Teatime@Trinty events are low-key guest services which attract people from all over the place. While there were lots of folks from Trinity and several other churches, there were a good number of people from outside the church too.

With food served around beautifully decorated candlelit tables, they created a friendly, welcoming atmosphere for everyone. They had music, and a quiz around the tables too – which got everyone involved.

Pastor Ian Wills then interviewed me about Solas and evangelism. As well asking me to describe our work of evangelism and evangelism-training, Ian asked me some really probing questions about gospel work today. He asked about the changing nature of objections to and questions about Christianity in our society. I tried to explain that our speakers get asked fewer evidential questions (eg science and faith) these days and many more around questions such as identity, value, purpose, and agency. Tshi affects our starting point in sharing the gospel.

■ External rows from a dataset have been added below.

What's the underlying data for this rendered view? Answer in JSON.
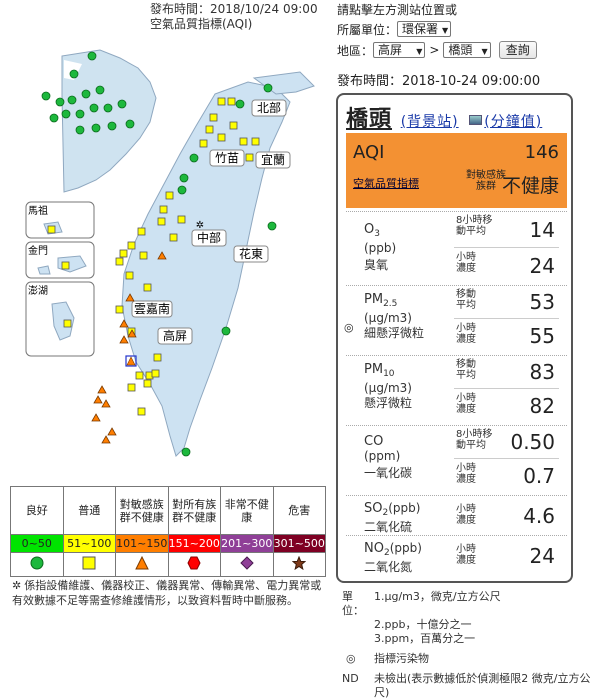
{
  "map_panel": {
    "publish_label": "發布時間：",
    "publish_time": "2018/10/24 09:00",
    "index_title": "空氣品質指標(AQI)",
    "regions": {
      "north": "北部",
      "zhumiao": "竹苗",
      "yilan": "宜蘭",
      "central": "中部",
      "hualien": "花東",
      "yunjianan": "雲嘉南",
      "kaoping": "高屏",
      "matsu": "馬祖",
      "kinmen": "金門",
      "penghu": "澎湖"
    }
  },
  "legend": {
    "headers": [
      "良好",
      "普通",
      "對敏感族群不健康",
      "對所有族群不健康",
      "非常不健康",
      "危害"
    ],
    "ranges": [
      "0~50",
      "51~100",
      "101~150",
      "151~200",
      "201~300",
      "301~500"
    ],
    "colors": [
      "#00e400",
      "#ffff00",
      "#ff7e00",
      "#ff0000",
      "#8f3f97",
      "#7e0023"
    ],
    "range_text_colors": [
      "#222",
      "#222",
      "#222",
      "#fff",
      "#fff",
      "#fff"
    ],
    "symbols": [
      "circle-green",
      "square-yellow",
      "triangle-orange",
      "hexagon-red",
      "diamond-purple",
      "star-brown"
    ]
  },
  "note": "係指設備維護、儀器校正、儀器異常、傳輸異常、電力異常或有效數據不足等需查修維護情形，以致資料暫時中斷服務。",
  "note_icon": "maintenance-icon",
  "selector": {
    "hint": "請點擊左方測站位置或",
    "agency_label": "所屬單位：",
    "agency_value": "環保署",
    "area_label": "地區：",
    "county_value": "高屏",
    "arrow": ">",
    "station_value": "橋頭",
    "query_label": "查詢"
  },
  "publish_panel": {
    "label": "發布時間：",
    "time": "2018-10-24 09:00:00"
  },
  "station": {
    "name": "橋頭",
    "bg_link": "(背景站)",
    "minute_link": "(分鐘值)",
    "aqi_label": "AQI",
    "aqi_value": "146",
    "aqi_link": "空氣品質指標",
    "group_line1": "對敏感族",
    "group_line2": "族群",
    "status": "不健康",
    "aqi_color": "#f39133"
  },
  "pollutants": [
    {
      "formula": "O",
      "sub": "3",
      "unit": "(ppb)",
      "cn": "臭氧",
      "r1_type": "8小時移動平均",
      "r1_val": "14",
      "r2_type": "小時濃度",
      "r2_val": "24"
    },
    {
      "formula": "PM",
      "sub": "2.5",
      "unit": "(μg/m3)",
      "cn": "細懸浮微粒",
      "r1_type": "移動平均",
      "r1_val": "53",
      "r2_type": "小時濃度",
      "r2_val": "55"
    },
    {
      "formula": "PM",
      "sub": "10",
      "unit": "(μg/m3)",
      "cn": "懸浮微粒",
      "r1_type": "移動平均",
      "r1_val": "83",
      "r2_type": "小時濃度",
      "r2_val": "82"
    },
    {
      "formula": "CO",
      "sub": "",
      "unit": "(ppm)",
      "cn": "一氧化碳",
      "r1_type": "8小時移動平均",
      "r1_val": "0.50",
      "r2_type": "小時濃度",
      "r2_val": "0.7"
    },
    {
      "formula": "SO",
      "sub": "2",
      "unit": "(ppb)",
      "cn": "二氧化硫",
      "r1_type": "小時濃度",
      "r1_val": "4.6"
    },
    {
      "formula": "NO",
      "sub": "2",
      "unit": "(ppb)",
      "cn": "二氧化氮",
      "r1_type": "小時濃度",
      "r1_val": "24"
    }
  ],
  "indicator_symbol": "◎",
  "units": {
    "label": "單位：",
    "l1": "1.μg/m3，微克/立方公尺",
    "l2": "2.ppb，十億分之一",
    "l3": "3.ppm，百萬分之一",
    "circle_key": "◎",
    "circle_desc": "指標污染物",
    "nd_key": "ND",
    "nd_desc": "未檢出(表示數據低於偵測極限2 微克/立方公尺)"
  },
  "footer_red": "ˍ"
}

My favourite question that Ian asked me was “Are you optimistic about the future?” That’s a brilliant question, because by nature I am a card-carrying, ‘glass-half-empty’ pessimist! I spoke about the difference between optimism, which is a baseless feeling that things will turn out OK, just because it will; and personal faith in a personal God, who can redeem even very difficult circumstances.

After some singing, I was asked one final question: “What is the purpose of life?” In less than ten minutes I pointed the people there to John 1, where it says, “the word became flesh and dwelt among us”. The Greek philosophers had been debating whether there was a ‘word’  (logos), meaning a point to it all. John writes that the point of everything is not a book, thesis, philosophy or thing; but a person – Jesus Christ. That’s why later in the New Testament, Paul said that he ‘counted everything a loss compared to the surpassing greatness of knowing Christ.’

It was such a joy to see everyone at Trinity, so talk about evangelism, culture, contextualisation of the gospel and our shared mission. It was also an honour to be able to speak a bit about Jesus and to tell people who don’t know him yet, that life in all its fullness is found in Him.

We hope we can work with Trinity Church again soon!